__Requirement__.
Your answer is to be the exact text of the lines from the one containing "Output a JSON" through the final line of the entries, restated in full, with pictures omitted.
*** Block opens ***
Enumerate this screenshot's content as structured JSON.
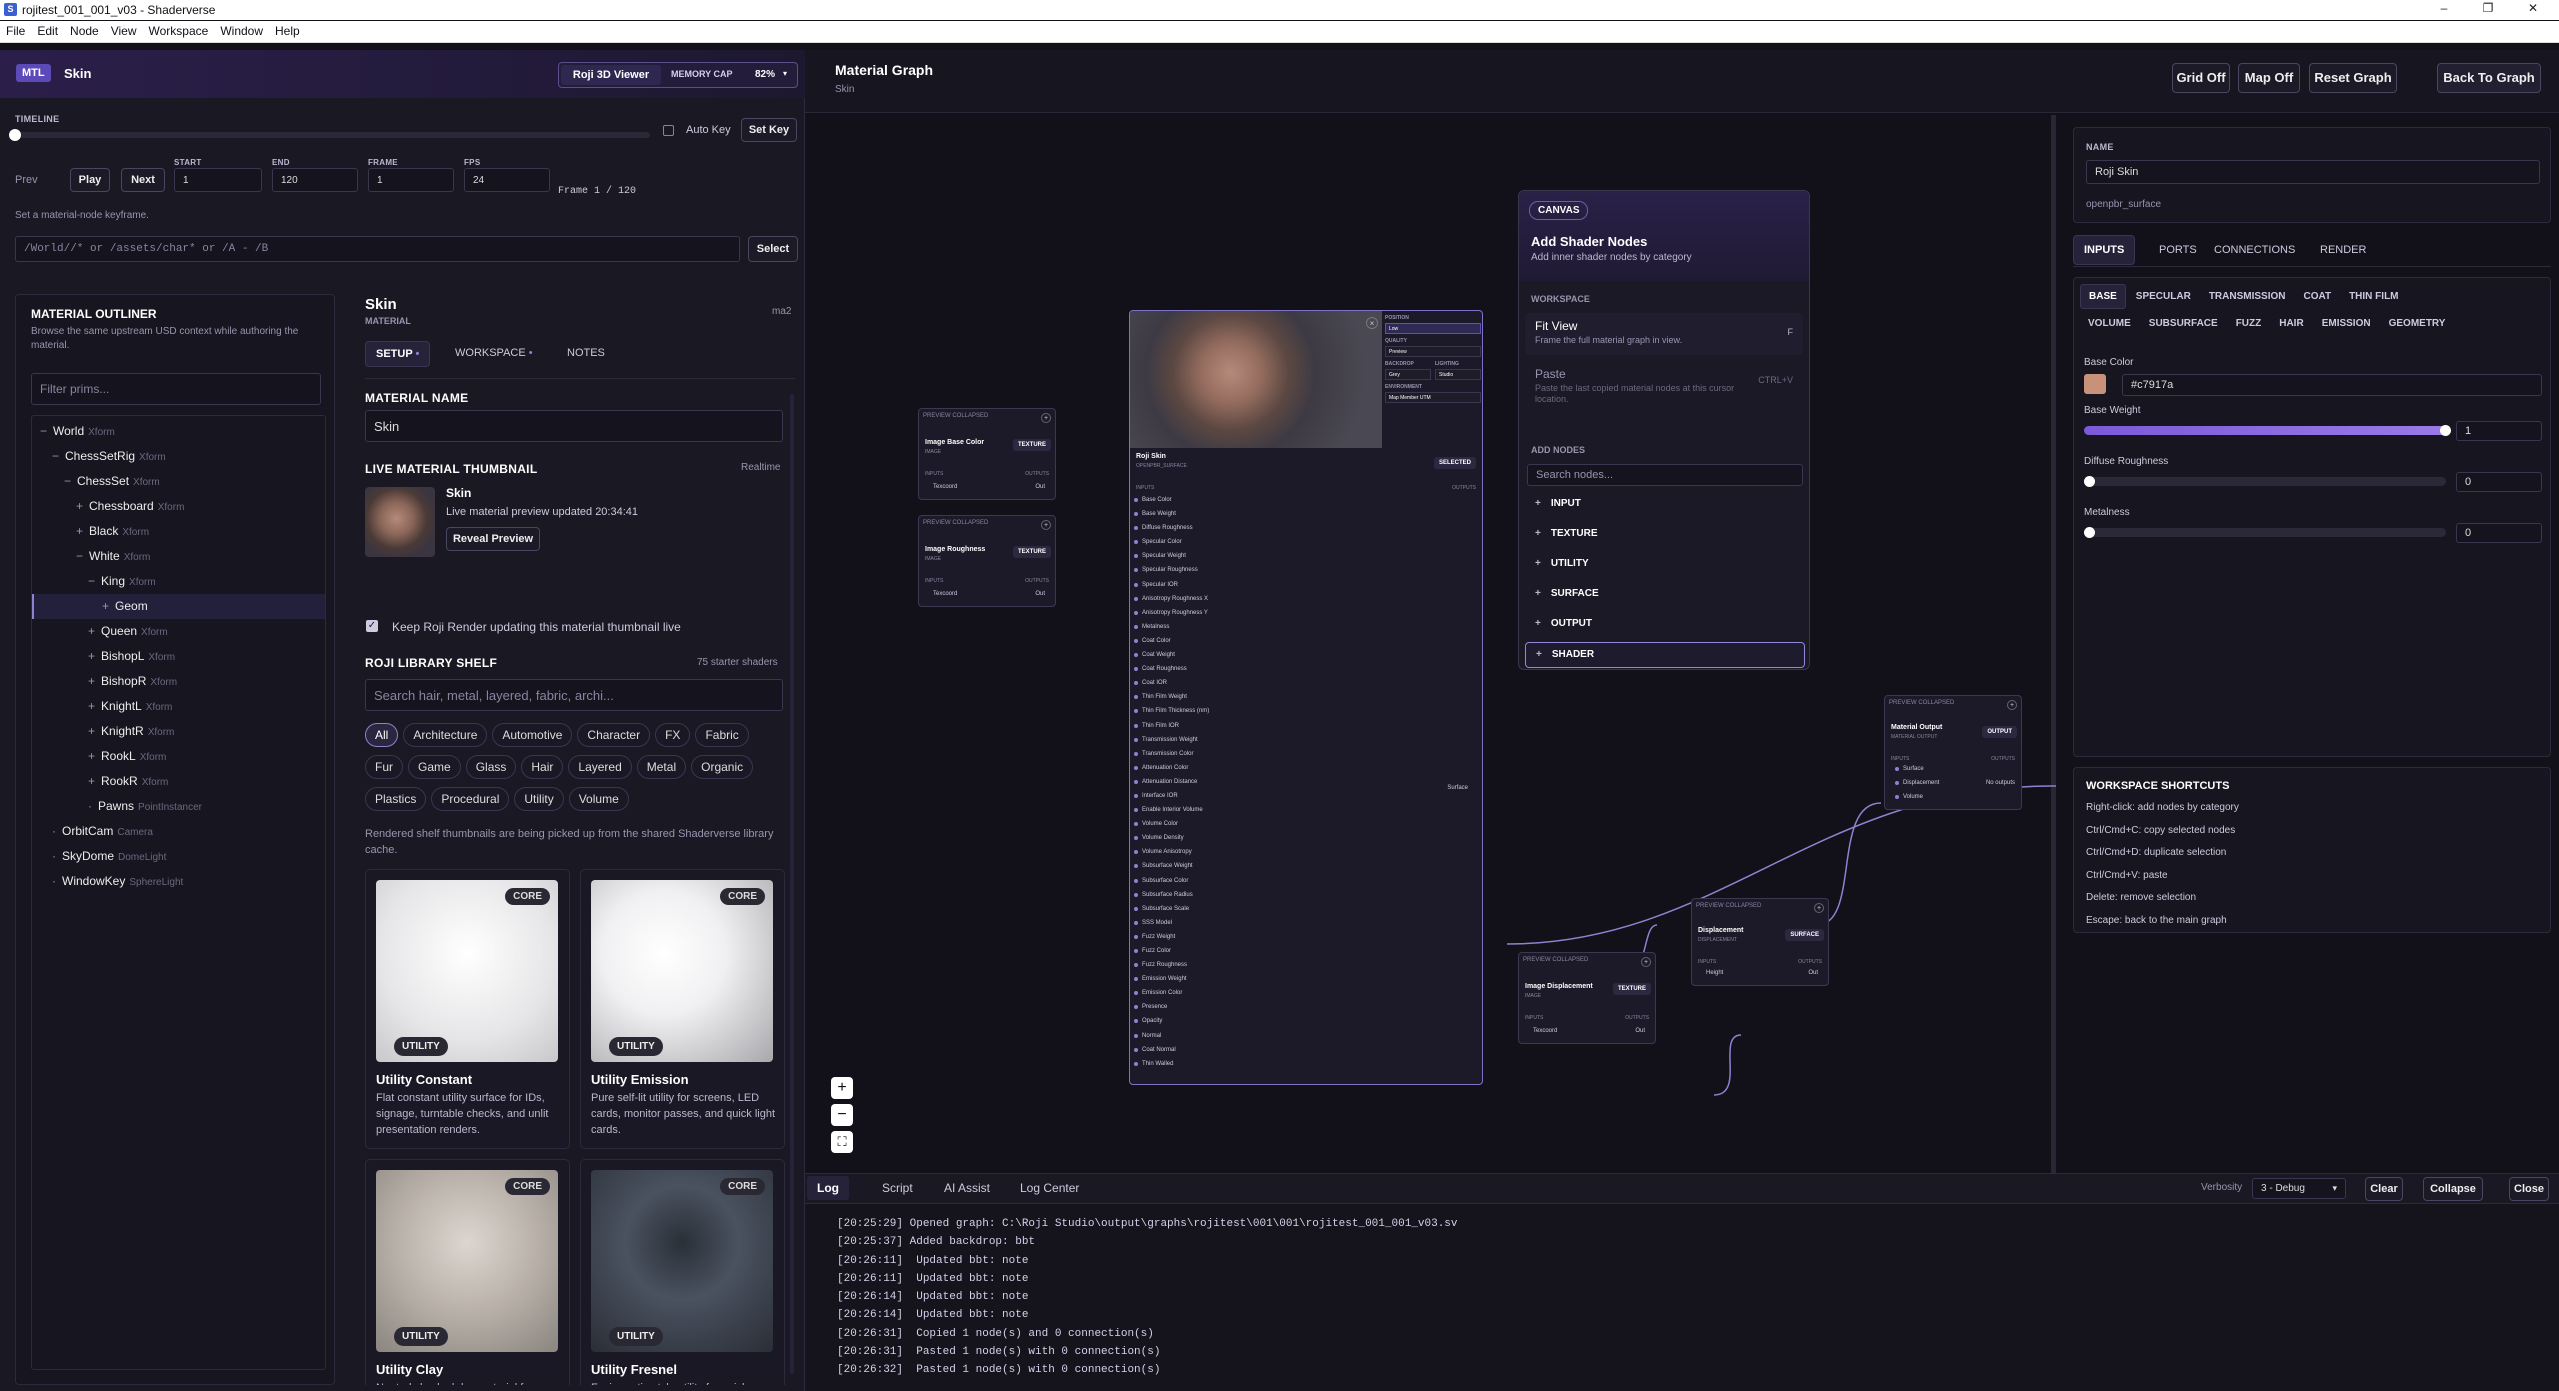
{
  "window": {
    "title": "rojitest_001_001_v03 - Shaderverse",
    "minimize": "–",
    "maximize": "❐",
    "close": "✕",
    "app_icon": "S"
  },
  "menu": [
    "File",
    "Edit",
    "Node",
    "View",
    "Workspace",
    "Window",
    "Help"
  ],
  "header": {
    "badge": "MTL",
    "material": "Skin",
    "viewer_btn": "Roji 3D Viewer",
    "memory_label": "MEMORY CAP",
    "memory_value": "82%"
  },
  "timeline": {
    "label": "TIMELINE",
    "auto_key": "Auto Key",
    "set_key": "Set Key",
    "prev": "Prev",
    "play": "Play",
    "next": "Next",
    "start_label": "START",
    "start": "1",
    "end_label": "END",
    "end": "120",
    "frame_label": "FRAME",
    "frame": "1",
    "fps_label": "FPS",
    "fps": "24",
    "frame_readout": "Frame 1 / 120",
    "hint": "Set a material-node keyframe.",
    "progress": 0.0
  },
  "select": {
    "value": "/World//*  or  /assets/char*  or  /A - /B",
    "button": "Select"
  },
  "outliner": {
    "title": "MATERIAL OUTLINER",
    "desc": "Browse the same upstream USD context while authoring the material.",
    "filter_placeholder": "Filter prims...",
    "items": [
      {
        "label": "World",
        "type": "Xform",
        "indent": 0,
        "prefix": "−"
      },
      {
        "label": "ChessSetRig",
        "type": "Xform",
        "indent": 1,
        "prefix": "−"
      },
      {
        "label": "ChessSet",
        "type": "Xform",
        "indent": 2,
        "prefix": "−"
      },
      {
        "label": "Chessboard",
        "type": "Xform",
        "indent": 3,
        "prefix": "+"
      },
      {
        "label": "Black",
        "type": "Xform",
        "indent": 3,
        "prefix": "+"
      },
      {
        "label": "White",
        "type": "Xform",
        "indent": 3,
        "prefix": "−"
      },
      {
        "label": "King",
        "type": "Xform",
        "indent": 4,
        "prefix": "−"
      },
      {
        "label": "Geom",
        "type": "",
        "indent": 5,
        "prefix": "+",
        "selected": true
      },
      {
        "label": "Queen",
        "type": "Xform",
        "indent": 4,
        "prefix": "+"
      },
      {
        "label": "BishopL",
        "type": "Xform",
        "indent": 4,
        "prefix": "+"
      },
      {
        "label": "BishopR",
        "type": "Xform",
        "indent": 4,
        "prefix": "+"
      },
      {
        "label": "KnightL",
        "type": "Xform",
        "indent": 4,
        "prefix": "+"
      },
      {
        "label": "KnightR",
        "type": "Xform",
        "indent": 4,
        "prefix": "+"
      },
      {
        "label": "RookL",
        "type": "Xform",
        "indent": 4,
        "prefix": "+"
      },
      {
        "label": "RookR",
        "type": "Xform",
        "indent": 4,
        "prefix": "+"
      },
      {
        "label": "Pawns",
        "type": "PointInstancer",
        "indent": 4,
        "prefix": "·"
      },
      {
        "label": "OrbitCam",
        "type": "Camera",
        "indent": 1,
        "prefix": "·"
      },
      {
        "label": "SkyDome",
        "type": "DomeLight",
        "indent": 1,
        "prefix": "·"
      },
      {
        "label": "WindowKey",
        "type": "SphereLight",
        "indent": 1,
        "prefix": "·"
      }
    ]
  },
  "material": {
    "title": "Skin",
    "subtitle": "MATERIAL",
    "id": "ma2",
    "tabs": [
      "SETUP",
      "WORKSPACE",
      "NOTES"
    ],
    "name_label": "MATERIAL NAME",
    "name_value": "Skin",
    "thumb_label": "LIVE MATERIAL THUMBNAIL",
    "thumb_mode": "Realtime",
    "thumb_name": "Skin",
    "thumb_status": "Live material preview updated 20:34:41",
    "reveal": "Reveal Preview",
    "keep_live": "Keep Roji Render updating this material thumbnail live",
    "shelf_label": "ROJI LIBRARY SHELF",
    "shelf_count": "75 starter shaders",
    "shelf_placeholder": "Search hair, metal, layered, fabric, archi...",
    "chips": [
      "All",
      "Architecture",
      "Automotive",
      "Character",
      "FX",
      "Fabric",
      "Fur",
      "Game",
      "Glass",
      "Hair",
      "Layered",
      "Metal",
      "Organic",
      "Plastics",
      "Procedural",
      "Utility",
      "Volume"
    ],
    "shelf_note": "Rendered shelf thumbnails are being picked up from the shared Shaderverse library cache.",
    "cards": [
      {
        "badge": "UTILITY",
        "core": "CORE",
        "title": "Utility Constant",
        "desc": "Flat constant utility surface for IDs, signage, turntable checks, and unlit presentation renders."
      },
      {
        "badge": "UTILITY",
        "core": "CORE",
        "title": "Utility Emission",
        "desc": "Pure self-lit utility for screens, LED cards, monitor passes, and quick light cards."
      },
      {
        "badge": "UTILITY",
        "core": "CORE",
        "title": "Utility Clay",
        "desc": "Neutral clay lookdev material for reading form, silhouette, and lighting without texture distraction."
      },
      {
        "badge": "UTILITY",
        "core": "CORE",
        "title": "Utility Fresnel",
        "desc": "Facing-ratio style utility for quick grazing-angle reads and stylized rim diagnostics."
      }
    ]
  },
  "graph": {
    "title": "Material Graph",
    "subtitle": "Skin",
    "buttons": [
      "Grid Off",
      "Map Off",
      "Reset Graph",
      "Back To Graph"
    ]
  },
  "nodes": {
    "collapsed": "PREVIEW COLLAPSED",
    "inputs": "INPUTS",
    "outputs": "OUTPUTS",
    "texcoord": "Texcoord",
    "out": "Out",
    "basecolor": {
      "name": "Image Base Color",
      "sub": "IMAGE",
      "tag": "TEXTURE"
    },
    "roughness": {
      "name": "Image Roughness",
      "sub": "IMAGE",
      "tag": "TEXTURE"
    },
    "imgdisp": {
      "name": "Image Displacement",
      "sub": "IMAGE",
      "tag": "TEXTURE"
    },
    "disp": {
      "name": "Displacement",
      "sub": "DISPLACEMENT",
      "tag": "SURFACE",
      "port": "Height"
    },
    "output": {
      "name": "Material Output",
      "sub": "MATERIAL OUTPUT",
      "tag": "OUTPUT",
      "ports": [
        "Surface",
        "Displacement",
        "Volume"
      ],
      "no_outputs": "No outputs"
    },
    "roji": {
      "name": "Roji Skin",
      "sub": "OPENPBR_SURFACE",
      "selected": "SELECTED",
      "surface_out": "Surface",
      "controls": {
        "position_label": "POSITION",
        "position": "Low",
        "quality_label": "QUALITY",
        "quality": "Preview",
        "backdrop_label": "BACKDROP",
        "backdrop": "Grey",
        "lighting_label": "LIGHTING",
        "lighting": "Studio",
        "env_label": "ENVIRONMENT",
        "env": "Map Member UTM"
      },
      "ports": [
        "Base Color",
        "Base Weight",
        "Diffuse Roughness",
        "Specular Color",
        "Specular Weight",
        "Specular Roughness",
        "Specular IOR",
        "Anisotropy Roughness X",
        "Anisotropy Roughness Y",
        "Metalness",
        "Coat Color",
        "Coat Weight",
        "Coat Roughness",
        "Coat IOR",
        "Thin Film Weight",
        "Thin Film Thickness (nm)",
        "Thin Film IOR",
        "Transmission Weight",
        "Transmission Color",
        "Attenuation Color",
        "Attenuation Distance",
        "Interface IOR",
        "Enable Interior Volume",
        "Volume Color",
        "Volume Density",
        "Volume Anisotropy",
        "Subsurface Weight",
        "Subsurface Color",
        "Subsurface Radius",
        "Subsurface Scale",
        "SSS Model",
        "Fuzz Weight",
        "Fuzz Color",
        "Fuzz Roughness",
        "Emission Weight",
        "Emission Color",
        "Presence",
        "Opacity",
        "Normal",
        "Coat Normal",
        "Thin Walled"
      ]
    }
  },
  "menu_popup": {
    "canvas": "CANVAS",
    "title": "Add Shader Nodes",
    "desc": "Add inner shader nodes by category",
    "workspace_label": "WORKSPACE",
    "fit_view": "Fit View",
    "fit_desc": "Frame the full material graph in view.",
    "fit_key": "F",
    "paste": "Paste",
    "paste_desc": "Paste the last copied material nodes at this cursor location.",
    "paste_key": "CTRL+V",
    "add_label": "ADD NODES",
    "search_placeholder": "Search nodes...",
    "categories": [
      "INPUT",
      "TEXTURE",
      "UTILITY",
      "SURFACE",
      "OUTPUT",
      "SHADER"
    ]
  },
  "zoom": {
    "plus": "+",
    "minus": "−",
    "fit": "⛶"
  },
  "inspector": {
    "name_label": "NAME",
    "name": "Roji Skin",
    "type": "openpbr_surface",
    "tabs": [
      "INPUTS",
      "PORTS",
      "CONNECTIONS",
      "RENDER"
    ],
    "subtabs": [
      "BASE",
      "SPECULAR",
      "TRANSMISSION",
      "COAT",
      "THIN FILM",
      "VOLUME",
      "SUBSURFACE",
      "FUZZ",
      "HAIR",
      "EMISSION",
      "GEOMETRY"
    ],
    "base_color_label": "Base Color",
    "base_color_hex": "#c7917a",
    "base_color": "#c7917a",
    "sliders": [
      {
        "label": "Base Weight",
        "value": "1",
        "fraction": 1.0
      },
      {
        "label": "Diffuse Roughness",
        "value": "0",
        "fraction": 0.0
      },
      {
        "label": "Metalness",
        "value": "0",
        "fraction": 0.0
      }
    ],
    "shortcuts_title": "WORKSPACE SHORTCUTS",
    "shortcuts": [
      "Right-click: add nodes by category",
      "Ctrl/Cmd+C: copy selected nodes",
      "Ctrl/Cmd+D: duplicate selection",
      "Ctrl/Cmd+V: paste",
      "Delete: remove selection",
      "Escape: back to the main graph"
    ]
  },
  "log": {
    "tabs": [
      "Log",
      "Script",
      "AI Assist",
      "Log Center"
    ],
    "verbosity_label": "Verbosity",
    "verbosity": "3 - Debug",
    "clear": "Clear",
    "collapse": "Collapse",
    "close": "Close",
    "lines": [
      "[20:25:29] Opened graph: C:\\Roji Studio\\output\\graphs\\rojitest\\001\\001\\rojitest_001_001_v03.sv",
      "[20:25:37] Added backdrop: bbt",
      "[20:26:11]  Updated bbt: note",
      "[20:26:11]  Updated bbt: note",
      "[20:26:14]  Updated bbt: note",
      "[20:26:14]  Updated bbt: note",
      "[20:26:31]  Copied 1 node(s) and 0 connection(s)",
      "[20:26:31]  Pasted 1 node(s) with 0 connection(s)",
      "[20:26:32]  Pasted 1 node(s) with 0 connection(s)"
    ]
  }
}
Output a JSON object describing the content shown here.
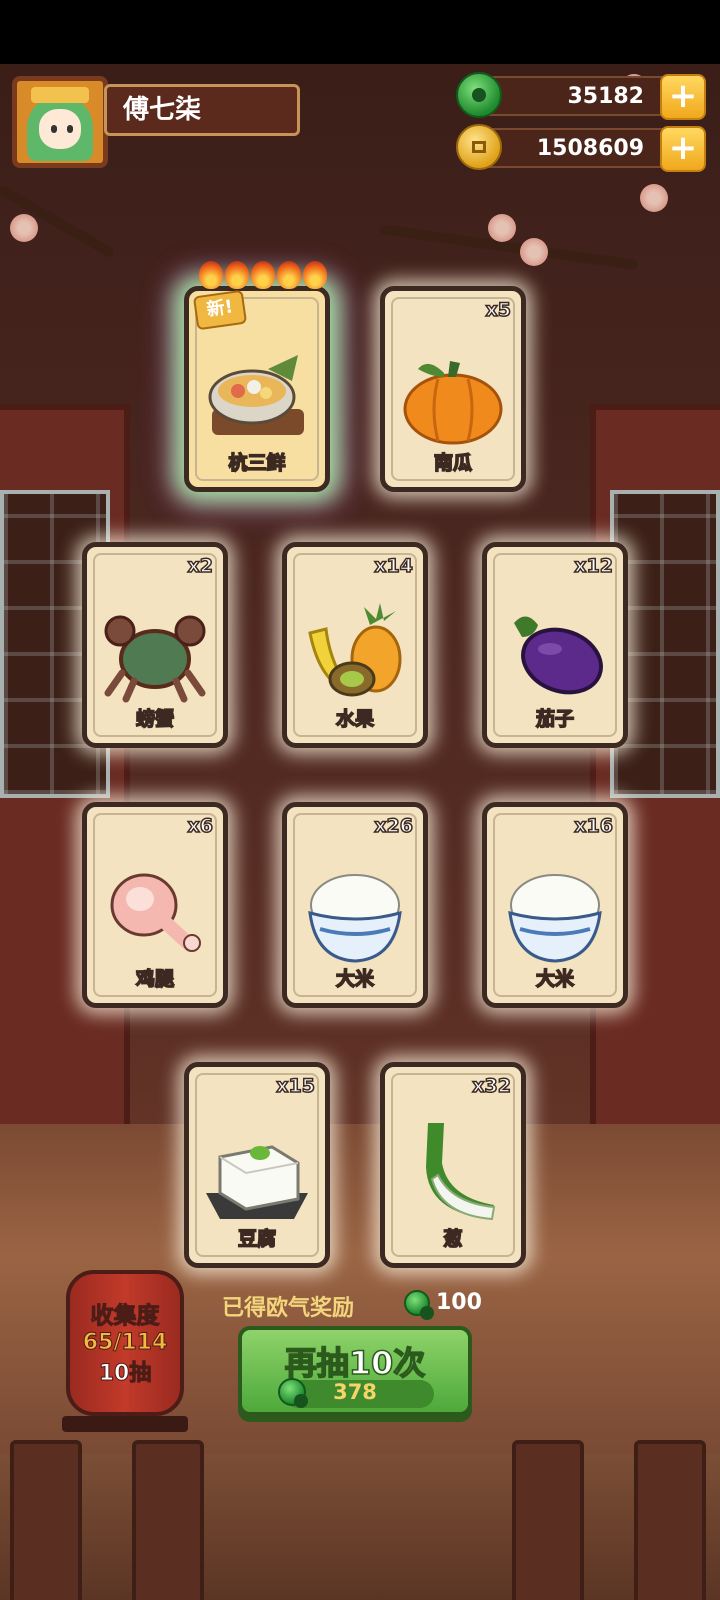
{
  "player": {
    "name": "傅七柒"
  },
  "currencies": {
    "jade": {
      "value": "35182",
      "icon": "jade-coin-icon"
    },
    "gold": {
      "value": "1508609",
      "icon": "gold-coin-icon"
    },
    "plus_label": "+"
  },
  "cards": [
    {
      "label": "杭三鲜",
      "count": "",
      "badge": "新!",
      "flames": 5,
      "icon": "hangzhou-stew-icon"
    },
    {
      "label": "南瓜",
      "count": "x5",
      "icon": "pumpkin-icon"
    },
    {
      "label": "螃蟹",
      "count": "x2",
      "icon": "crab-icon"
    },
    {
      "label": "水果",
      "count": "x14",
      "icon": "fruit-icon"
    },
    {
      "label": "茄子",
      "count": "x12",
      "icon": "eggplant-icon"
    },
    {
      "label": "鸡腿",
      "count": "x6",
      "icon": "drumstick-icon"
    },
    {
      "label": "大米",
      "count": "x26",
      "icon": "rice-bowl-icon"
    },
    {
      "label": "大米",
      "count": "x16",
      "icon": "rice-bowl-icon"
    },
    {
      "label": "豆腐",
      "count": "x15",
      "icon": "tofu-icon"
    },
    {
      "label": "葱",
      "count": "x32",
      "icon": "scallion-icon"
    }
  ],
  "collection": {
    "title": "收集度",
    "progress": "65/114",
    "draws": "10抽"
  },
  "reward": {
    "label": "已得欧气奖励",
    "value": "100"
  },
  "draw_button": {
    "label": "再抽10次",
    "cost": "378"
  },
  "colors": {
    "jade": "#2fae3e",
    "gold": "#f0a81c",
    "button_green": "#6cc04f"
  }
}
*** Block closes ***
__Solved exercise__.
Output a JSON object describing the content shown here.
{
  "player": {
    "name": "傅七柒"
  },
  "currencies": {
    "jade": {
      "value": "35182",
      "icon": "jade-coin-icon"
    },
    "gold": {
      "value": "1508609",
      "icon": "gold-coin-icon"
    },
    "plus_label": "+"
  },
  "cards": [
    {
      "label": "杭三鲜",
      "count": "",
      "badge": "新!",
      "flames": 5,
      "icon": "hangzhou-stew-icon"
    },
    {
      "label": "南瓜",
      "count": "x5",
      "icon": "pumpkin-icon"
    },
    {
      "label": "螃蟹",
      "count": "x2",
      "icon": "crab-icon"
    },
    {
      "label": "水果",
      "count": "x14",
      "icon": "fruit-icon"
    },
    {
      "label": "茄子",
      "count": "x12",
      "icon": "eggplant-icon"
    },
    {
      "label": "鸡腿",
      "count": "x6",
      "icon": "drumstick-icon"
    },
    {
      "label": "大米",
      "count": "x26",
      "icon": "rice-bowl-icon"
    },
    {
      "label": "大米",
      "count": "x16",
      "icon": "rice-bowl-icon"
    },
    {
      "label": "豆腐",
      "count": "x15",
      "icon": "tofu-icon"
    },
    {
      "label": "葱",
      "count": "x32",
      "icon": "scallion-icon"
    }
  ],
  "collection": {
    "title": "收集度",
    "progress": "65/114",
    "draws": "10抽"
  },
  "reward": {
    "label": "已得欧气奖励",
    "value": "100"
  },
  "draw_button": {
    "label": "再抽10次",
    "cost": "378"
  },
  "colors": {
    "jade": "#2fae3e",
    "gold": "#f0a81c",
    "button_green": "#6cc04f"
  }
}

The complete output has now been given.